PETALING JAYA: Efforts need to be redoubled to ensure underage girls don’t fall victim to rape, Batu Kawan MP and Wanita DAP international secretary Kasthuri Patto said today.
She said in Malaysia, the age of consent is 16, which means sex with an underage girl is considered as statutory rape.
“But many are unaware of that, which means there is a lack of knowledge of the law, about the Penal Code and the Child Act,” she said in a statement today.
Kasthuri said the rising number of rape cases, especially those committed by boyfriends, acquaintances and family members, should jolt all parents, community leaders, heads of religious bodies and places of worship to treat this matter with the utmost importance in view of the gravity of the crime.
She said police figures on rapes indicate the huge number of broken children, “violated by sex predators hiding behind the cloak of familiarity, confidence and trust”.
She praised Penang police chief T Narenasagaran for calling a spade a spade and expressing his concern over the number of underage children who had been raped, often by those close to them.
Penang police said 78% of the 462 rape cases reported over the past five years involved children below the age of 17.

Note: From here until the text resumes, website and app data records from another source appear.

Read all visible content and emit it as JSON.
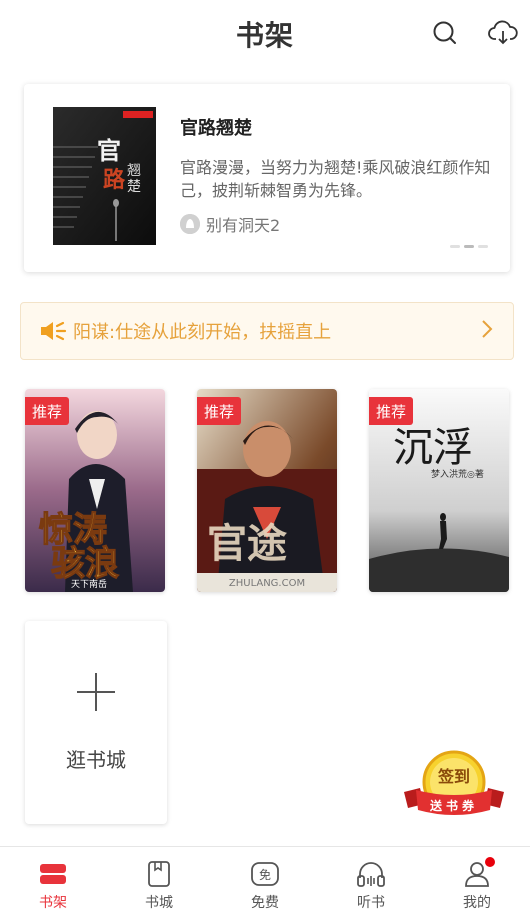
{
  "header": {
    "title": "书架",
    "search_icon": "search-icon",
    "cloud_icon": "cloud-download-icon"
  },
  "featured": {
    "cover_title": "官路翘楚",
    "title": "官路翘楚",
    "description": "官路漫漫，当努力为翘楚!乘风破浪红颜作知己，披荆斩棘智勇为先锋。",
    "author": "别有洞天2"
  },
  "notice": {
    "text": "阳谋:仕途从此刻开始，扶摇直上",
    "icon": "speaker-icon"
  },
  "books": [
    {
      "badge": "推荐",
      "cover_title": "惊涛骇浪",
      "cover_author": "天下南岳"
    },
    {
      "badge": "推荐",
      "cover_title": "官途",
      "cover_footer": "ZHULANG.COM"
    },
    {
      "badge": "推荐",
      "cover_title": "沉浮",
      "cover_author": "梦入洪荒◎著"
    }
  ],
  "add_card": {
    "label": "逛书城"
  },
  "signin": {
    "top": "签到",
    "ribbon": "送书券"
  },
  "tabs": [
    {
      "label": "书架",
      "icon": "bookshelf-icon",
      "active": true
    },
    {
      "label": "书城",
      "icon": "book-icon",
      "active": false
    },
    {
      "label": "免费",
      "icon": "free-icon",
      "icon_text": "免",
      "active": false
    },
    {
      "label": "听书",
      "icon": "headphones-icon",
      "active": false
    },
    {
      "label": "我的",
      "icon": "user-icon",
      "active": false
    }
  ],
  "colors": {
    "accent": "#e8333b",
    "notice_text": "#e6a23c",
    "notice_bg": "#fff9ee"
  }
}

Kasthuri said a 2014 report by the Women’s Aid Organisation stated that only 10% of rape cases are reported, which means 90% of rape cases go unreported.

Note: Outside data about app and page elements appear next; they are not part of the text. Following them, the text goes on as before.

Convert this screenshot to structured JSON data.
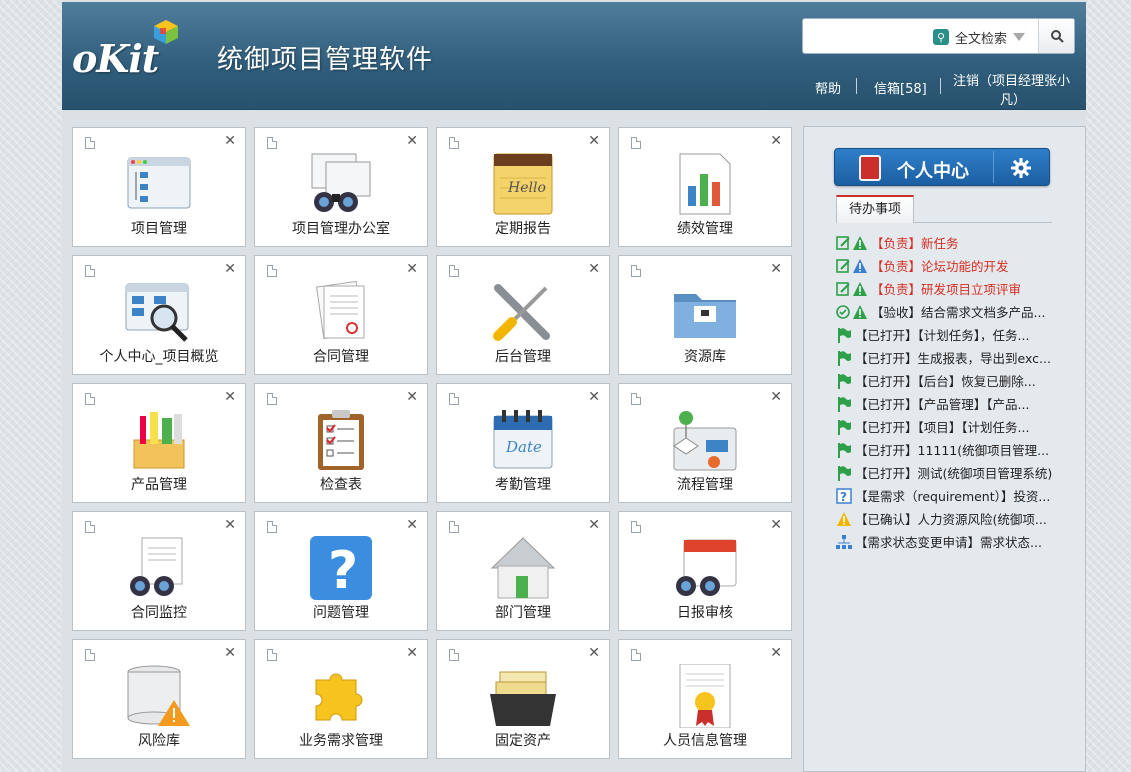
{
  "header": {
    "logo_text": "oKit",
    "app_title": "统御项目管理软件",
    "search": {
      "placeholder": "",
      "mode_label": "全文检索"
    },
    "links": {
      "help": "帮助",
      "mailbox": "信箱[58]",
      "logout_line1": "注销（项目经理张小",
      "logout_line2": "凡）"
    }
  },
  "tiles": [
    {
      "label": "项目管理",
      "icon": "window-list-icon"
    },
    {
      "label": "项目管理办公室",
      "icon": "binoculars-windows-icon"
    },
    {
      "label": "定期报告",
      "icon": "notepad-hello-icon"
    },
    {
      "label": "绩效管理",
      "icon": "bar-chart-doc-icon"
    },
    {
      "label": "个人中心_项目概览",
      "icon": "magnifier-window-icon"
    },
    {
      "label": "合同管理",
      "icon": "contract-papers-icon"
    },
    {
      "label": "后台管理",
      "icon": "wrench-screwdriver-icon"
    },
    {
      "label": "资源库",
      "icon": "folder-icon"
    },
    {
      "label": "产品管理",
      "icon": "product-box-icon"
    },
    {
      "label": "检查表",
      "icon": "clipboard-checklist-icon"
    },
    {
      "label": "考勤管理",
      "icon": "calendar-date-icon"
    },
    {
      "label": "流程管理",
      "icon": "flowchart-icon"
    },
    {
      "label": "合同监控",
      "icon": "binoculars-papers-icon"
    },
    {
      "label": "问题管理",
      "icon": "question-icon"
    },
    {
      "label": "部门管理",
      "icon": "house-icon"
    },
    {
      "label": "日报审核",
      "icon": "binoculars-calendar-icon"
    },
    {
      "label": "风险库",
      "icon": "database-warning-icon"
    },
    {
      "label": "业务需求管理",
      "icon": "puzzle-icon"
    },
    {
      "label": "固定资产",
      "icon": "card-box-icon"
    },
    {
      "label": "人员信息管理",
      "icon": "certificate-icon"
    }
  ],
  "right_panel": {
    "personal_center_label": "个人中心",
    "tab_label": "待办事项",
    "todos": [
      {
        "text": "【负责】新任务",
        "icon": "edit-warning-icon",
        "red": true
      },
      {
        "text": "【负责】论坛功能的开发",
        "icon": "edit-info-icon",
        "red": true
      },
      {
        "text": "【负责】研发项目立项评审",
        "icon": "edit-warning-icon",
        "red": true
      },
      {
        "text": "【验收】结合需求文档多产品...",
        "icon": "check-warning-icon",
        "red": false
      },
      {
        "text": "【已打开】【计划任务】，任务...",
        "icon": "flag-icon",
        "red": false
      },
      {
        "text": "【已打开】生成报表，导出到exc...",
        "icon": "flag-icon",
        "red": false
      },
      {
        "text": "【已打开】【后台】恢复已删除...",
        "icon": "flag-icon",
        "red": false
      },
      {
        "text": "【已打开】【产品管理】【产品...",
        "icon": "flag-icon",
        "red": false
      },
      {
        "text": "【已打开】【项目】【计划任务...",
        "icon": "flag-icon",
        "red": false
      },
      {
        "text": "【已打开】11111(统御项目管理...",
        "icon": "flag-icon",
        "red": false
      },
      {
        "text": "【已打开】测试(统御项目管理系统)",
        "icon": "flag-icon",
        "red": false
      },
      {
        "text": "【是需求（requirement）】投资...",
        "icon": "question-box-icon",
        "red": false
      },
      {
        "text": "【已确认】人力资源风险(统御项...",
        "icon": "warning-icon",
        "red": false
      },
      {
        "text": "【需求状态变更申请】需求状态...",
        "icon": "org-chart-icon",
        "red": false
      }
    ]
  },
  "colors": {
    "header_top": "#4f7d9b",
    "header_bottom": "#28526e",
    "accent_red": "#d62d20",
    "button_blue": "#2f7fc9"
  }
}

She said this means there could have been 4,620 rape cases across the board over the past five years in Penang alone, or on average two or three cases a day.
“This is indeed a frightening figure to go by, especially if 78% of rape victims are children aged below the age of 17.
“This could mean that we have among us 3,603 children who have been sexually violated, mostly by the people they know and who are presumably known to their parents or caretakers as well.
“The Penang police chief said a large number of underage rape victims know their rapists. A massive 90.7% of rape victims knew their rapists — from boyfriends to family members and acquaintances
“Only 9.3%, or 43 perpetrators, were unknown to the victims.”
Kasthuri said people should stop “victim-blaming”.
“Stop ridiculing victims. Stop shunning child victims. Stop pushing away families that have victims.
“We should be embarrassed for not doing enough to protect our children instead of being ashamed to talk about this dangerous, wicked rape culture among us.
“Be fierce vigilantes in protecting our children and safeguarding their rights for their future,” said Kasthuri, who was also a member of the parliamentary special select committee on gender equality and family development.